Isis Giraldo Poetry Project

Verse by Ruben Dario Giraldo

Isis Giraldo Poetry Project is a collaboration I've been following for a couple of years now. Its core composer, Isis Giraldo, is an accomplished and highly original singer, composer and pianist. Her father was Ruben Dario Giraldo, a Colombian born in El Carmen de Viboral, Antioquia, and named after a poet. After his untimely death in 2000, Isis found a whole series of poems he had written, and in an amazing tribute, has created an entire album around his words.

The poems are in Spanish and the people gathered on this record are part of the rich music scene that’s grown up around Café Resonance, in the Mile End district where you can find so many of Montreal’s top musicians.  Café Resonance is owned by musicians and has been especially rich as it features live jazz and new music every night of the week.  It has become a home to a lot of the musical talent that arrived here to participate in the McGill University jazz program and ended up staying.  This is how Isis arrived here, and how many of the other players on this record got here as well. For the sake of the Montreal music scene we hope they all decide to stay!  All the players feature in multiple musical collaborations that are right up there with this one, and after this record if you’re still interested you can check out music by Nomad and Chronicle Infinitas, among others.

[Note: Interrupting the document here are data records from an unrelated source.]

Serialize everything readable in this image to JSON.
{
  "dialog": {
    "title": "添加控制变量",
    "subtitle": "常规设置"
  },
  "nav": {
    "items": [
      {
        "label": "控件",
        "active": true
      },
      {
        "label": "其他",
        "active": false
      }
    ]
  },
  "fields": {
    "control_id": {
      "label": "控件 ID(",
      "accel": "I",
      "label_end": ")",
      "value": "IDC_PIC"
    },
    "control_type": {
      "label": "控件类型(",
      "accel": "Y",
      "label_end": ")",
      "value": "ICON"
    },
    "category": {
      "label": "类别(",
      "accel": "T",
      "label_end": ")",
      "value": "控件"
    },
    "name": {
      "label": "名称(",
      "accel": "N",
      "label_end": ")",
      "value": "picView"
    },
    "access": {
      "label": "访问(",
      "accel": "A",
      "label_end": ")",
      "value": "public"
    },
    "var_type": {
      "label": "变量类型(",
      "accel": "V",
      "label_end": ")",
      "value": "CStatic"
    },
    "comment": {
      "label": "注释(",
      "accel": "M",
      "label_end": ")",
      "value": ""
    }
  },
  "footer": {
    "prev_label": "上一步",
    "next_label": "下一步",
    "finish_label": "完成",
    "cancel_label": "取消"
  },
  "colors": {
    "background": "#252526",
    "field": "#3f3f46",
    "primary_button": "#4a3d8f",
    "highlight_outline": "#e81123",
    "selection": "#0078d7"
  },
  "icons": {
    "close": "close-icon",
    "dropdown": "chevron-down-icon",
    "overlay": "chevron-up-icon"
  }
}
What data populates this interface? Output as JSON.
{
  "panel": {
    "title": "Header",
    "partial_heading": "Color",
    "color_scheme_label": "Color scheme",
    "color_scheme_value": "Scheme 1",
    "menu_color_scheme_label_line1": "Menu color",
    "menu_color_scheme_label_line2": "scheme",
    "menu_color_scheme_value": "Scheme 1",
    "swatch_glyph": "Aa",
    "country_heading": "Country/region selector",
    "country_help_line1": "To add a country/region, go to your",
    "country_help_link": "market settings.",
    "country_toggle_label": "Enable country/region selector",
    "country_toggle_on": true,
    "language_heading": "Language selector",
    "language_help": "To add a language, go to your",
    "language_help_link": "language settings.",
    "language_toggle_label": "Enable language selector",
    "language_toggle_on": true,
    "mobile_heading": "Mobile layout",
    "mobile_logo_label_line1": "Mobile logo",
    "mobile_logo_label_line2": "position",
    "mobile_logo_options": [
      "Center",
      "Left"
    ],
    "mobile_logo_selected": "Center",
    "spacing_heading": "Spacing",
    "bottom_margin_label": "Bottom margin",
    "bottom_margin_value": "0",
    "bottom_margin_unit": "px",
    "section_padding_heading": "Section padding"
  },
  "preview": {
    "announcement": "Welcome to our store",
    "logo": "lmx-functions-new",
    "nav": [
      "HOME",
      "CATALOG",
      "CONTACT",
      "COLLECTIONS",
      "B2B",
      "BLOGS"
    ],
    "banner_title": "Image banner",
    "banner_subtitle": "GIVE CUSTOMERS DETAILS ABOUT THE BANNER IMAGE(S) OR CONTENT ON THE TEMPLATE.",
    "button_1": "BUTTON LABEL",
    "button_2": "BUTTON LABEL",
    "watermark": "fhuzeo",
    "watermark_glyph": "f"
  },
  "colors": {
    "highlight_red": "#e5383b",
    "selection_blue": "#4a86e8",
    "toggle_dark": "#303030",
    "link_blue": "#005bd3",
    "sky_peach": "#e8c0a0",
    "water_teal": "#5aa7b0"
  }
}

Right off the top the choice in this record is to put the poetry front and centre. The first cut features a full spoken recitation of the poem followed by a soaring beautiful musical answer to it, based on Giraldo’s quiet but driving piano melody and a really ecstatic response by the horn section: Mike Bjella on saxophone and Simon Millard on trumpet. 

The second piece is darker and more introverted but just as interesting, commencing with music this time, but again presenting the poem as spoken word. This time it is not as much call-and-response as it is different dimensions of a focused exploration, some presented by poetry, others by music. Towards the end of the piece we hear Isis Giraldo’s singing voice for the first time, and it is remarkable. Unfortunately for we poets, there is a huge difference between people whose natural focus is singing and poets who can sing. Here we get a real singer, and in this piece we almost want to hear more of it taken by her vocal., which contains no words. Fortunately we will get more in the later tracks on the album.

The third piece starts as a duet between bowed bass or cello—I can’t tell which—and the words of the poem. The time signature is doubled and in the midst of the poem’s recitation a horn steps in to drive the urgency of the first section just a little harder. The denouement is a beautiful turn of phrase by Giraldo—the first time on the album where words are sung instead of spoken: a really beautiful moment. It answers the urgency with calm and the inquiry with melody.

As the album progresses we hear the words of his poems sung more and more. There are broad, cinematic musical landscapes presented here, and an unusual, soaring melodic sensibility. This music has both originality, depth and heart, and I suggest it to anyone who wants to see how poetry and music can complement each other so well.

The best place to find Isis Giraldo Poetry Project is on bandcamp.  They don't take a cut of the online price, and the link is:

https://isisgiraldo.bandcamp.com/

You can also find her work on Itunes by searching her name.  The album is also available on Spotify and streamable from her web-site: www.isisgiraldomusic.com. 

As a poet I would have liked to have seen the poems themselves included as part of this compilation, and a few samples are presented with this review. As a musician I’ll take this album any way you can serve it up.

IF